Almost half of motorists have driven after getting less than five hours sleep, a road safety group says.
Drivers have been warned to take rest breaks
Brake spoke to 1,000 drivers and said 45% had put lives at risk by doing so, with 10% "tired driving" once a month.
The survey was released as a government campaign warning drivers of the dangers of tiredness was relaunched.
Brake said 20% of crashes on monotonous roads such as motorways were caused by tired drivers and urged ministers to introduce measures to cut the problem.
Chief executive Mary Williams said: "The results are extremely disturbing.
"Drivers need to wake up to the fact that tiredness and driving are a potentially lethal combination.
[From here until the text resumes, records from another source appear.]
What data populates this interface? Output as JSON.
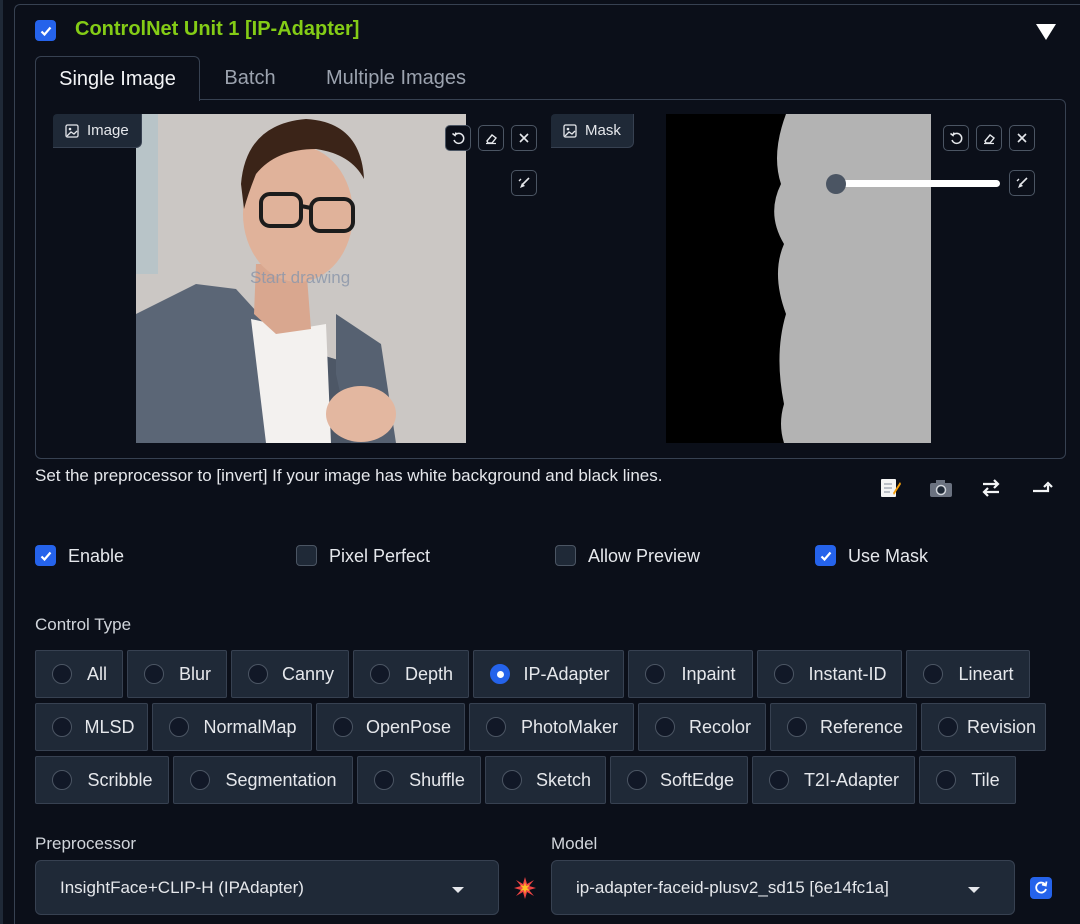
{
  "header": {
    "title": "ControlNet Unit 1 [IP-Adapter]",
    "enabled": true
  },
  "tabs": [
    {
      "label": "Single Image",
      "active": true
    },
    {
      "label": "Batch",
      "active": false
    },
    {
      "label": "Multiple Images",
      "active": false
    }
  ],
  "image_panel": {
    "label": "Image",
    "overlay_text": "Start drawing",
    "icons": [
      "undo-icon",
      "eraser-icon",
      "close-icon",
      "brush-icon"
    ]
  },
  "mask_panel": {
    "label": "Mask",
    "brush_size": 0.0,
    "icons": [
      "undo-icon",
      "eraser-icon",
      "close-icon",
      "brush-icon"
    ]
  },
  "hint": "Set the preprocessor to [invert] If your image has white background and black lines.",
  "action_icons": [
    "notepad-icon",
    "camera-icon",
    "swap-icon",
    "send-dimensions-icon"
  ],
  "options": [
    {
      "label": "Enable",
      "checked": true
    },
    {
      "label": "Pixel Perfect",
      "checked": false
    },
    {
      "label": "Allow Preview",
      "checked": false
    },
    {
      "label": "Use Mask",
      "checked": true
    }
  ],
  "control_type": {
    "label": "Control Type",
    "selected": "IP-Adapter",
    "rows": [
      [
        "All",
        "Blur",
        "Canny",
        "Depth",
        "IP-Adapter",
        "Inpaint",
        "Instant-ID",
        "Lineart"
      ],
      [
        "MLSD",
        "NormalMap",
        "OpenPose",
        "PhotoMaker",
        "Recolor",
        "Reference",
        "Revision"
      ],
      [
        "Scribble",
        "Segmentation",
        "Shuffle",
        "Sketch",
        "SoftEdge",
        "T2I-Adapter",
        "Tile"
      ]
    ]
  },
  "preprocessor": {
    "label": "Preprocessor",
    "value": "InsightFace+CLIP-H (IPAdapter)"
  },
  "model": {
    "label": "Model",
    "value": "ip-adapter-faceid-plusv2_sd15 [6e14fc1a]"
  },
  "colors": {
    "accent": "#2563eb",
    "title": "#84cc16",
    "background": "#0b0f19",
    "button": "#1f2937"
  }
}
"If you risk getting behind the wheel not having had enough sleep you risk killing yourself and other innocent road users."
Crashes involving tired driving tended to be worse because drivers did not brake before the collision, the charity said.
Loughborough University Sleep Research Centre said its studies showed that drivers who had had five hours' sleep had only a one in ten chance of staying fully awake on a lengthy journey.
Professor Jim Horne said: "If these drivers realised that by driving while tired they are just as impaired as if they were well over the legal drink-drive alcohol limit, then they might have second thoughts."
Driver Gary Hart fell asleep at the wheel causing the Selby crash
The government is now relaunching its "Think Don't Drive Tired" campaign, first unveiled shortly after driver Gary Hart was jailed for five years for causing the deaths of 10 people in the Selby rail crash.
A jury decided that Hart fell asleep at the wheel of his Land Rover in February 2001 before it plunged off the M62 into the path of an oncoming train.
Mary Dunn, the widow of the train's driver Steve Dunn, told GMTV: "The problem is lack of sleep is not as measurable as alcohol is, but they have now proved that driving without sleep is equivalent to being over the legal limit for alcohol."
She said people tended not to take the issue so seriously because it was more
difficult to prove.
The government advises drivers to plan a 15-minute break every two hours of their journey in which they should drink a caffeinated drink and have a nap.
But Brake wants the government to do more and is calling for year-round "tired driving" ad campaigns, continuous modern crash barriers on motorways and a review of the frequency of motorway service stations.
It also wants new laws to force companies employing drivers to introduce risk management policies which include scheduling for breaks.